Records for this exercise.
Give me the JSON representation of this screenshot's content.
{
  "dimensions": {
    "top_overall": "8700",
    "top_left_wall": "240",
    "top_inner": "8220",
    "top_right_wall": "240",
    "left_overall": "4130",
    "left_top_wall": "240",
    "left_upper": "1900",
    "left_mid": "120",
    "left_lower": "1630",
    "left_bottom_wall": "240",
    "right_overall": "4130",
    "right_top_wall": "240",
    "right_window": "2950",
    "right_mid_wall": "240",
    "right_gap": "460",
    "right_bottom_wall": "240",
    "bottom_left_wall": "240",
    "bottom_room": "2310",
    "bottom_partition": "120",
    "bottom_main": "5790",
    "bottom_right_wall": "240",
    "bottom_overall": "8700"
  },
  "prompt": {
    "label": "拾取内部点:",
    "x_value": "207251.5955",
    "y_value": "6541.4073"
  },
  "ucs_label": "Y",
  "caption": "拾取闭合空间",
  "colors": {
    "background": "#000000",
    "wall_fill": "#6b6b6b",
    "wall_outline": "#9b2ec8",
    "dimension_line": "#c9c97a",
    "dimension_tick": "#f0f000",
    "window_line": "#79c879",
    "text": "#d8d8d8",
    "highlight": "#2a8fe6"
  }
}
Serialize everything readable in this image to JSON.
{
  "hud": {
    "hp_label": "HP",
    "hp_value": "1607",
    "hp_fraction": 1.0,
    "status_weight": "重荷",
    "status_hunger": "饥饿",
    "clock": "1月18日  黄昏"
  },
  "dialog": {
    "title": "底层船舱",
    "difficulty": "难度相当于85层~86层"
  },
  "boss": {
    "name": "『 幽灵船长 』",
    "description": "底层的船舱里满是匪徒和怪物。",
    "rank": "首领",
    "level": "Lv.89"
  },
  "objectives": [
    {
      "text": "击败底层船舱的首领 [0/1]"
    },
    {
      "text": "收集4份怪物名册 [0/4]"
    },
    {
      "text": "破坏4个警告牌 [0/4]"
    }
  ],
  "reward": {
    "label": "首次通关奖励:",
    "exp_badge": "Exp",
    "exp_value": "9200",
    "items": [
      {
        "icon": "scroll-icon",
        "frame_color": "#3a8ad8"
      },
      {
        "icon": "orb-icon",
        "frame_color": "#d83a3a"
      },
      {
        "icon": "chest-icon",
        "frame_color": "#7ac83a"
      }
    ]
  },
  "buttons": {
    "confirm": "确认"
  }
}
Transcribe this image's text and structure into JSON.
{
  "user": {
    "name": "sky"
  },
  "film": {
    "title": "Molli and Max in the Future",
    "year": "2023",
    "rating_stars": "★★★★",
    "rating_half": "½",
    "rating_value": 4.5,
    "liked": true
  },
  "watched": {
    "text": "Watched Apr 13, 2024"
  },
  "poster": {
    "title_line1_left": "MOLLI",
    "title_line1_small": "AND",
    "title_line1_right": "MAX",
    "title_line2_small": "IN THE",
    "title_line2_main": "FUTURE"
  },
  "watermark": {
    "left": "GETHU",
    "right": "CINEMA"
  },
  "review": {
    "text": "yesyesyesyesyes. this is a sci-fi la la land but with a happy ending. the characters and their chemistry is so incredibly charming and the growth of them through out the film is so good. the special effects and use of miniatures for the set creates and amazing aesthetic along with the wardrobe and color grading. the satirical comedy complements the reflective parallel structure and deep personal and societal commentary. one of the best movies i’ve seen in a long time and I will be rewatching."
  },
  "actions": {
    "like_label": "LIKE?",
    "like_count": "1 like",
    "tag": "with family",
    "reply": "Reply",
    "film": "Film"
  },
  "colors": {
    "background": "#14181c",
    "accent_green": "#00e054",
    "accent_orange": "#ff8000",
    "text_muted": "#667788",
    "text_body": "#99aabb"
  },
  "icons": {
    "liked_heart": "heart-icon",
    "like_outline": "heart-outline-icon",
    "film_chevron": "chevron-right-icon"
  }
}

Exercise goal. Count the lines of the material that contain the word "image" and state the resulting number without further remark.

Problem solution. 2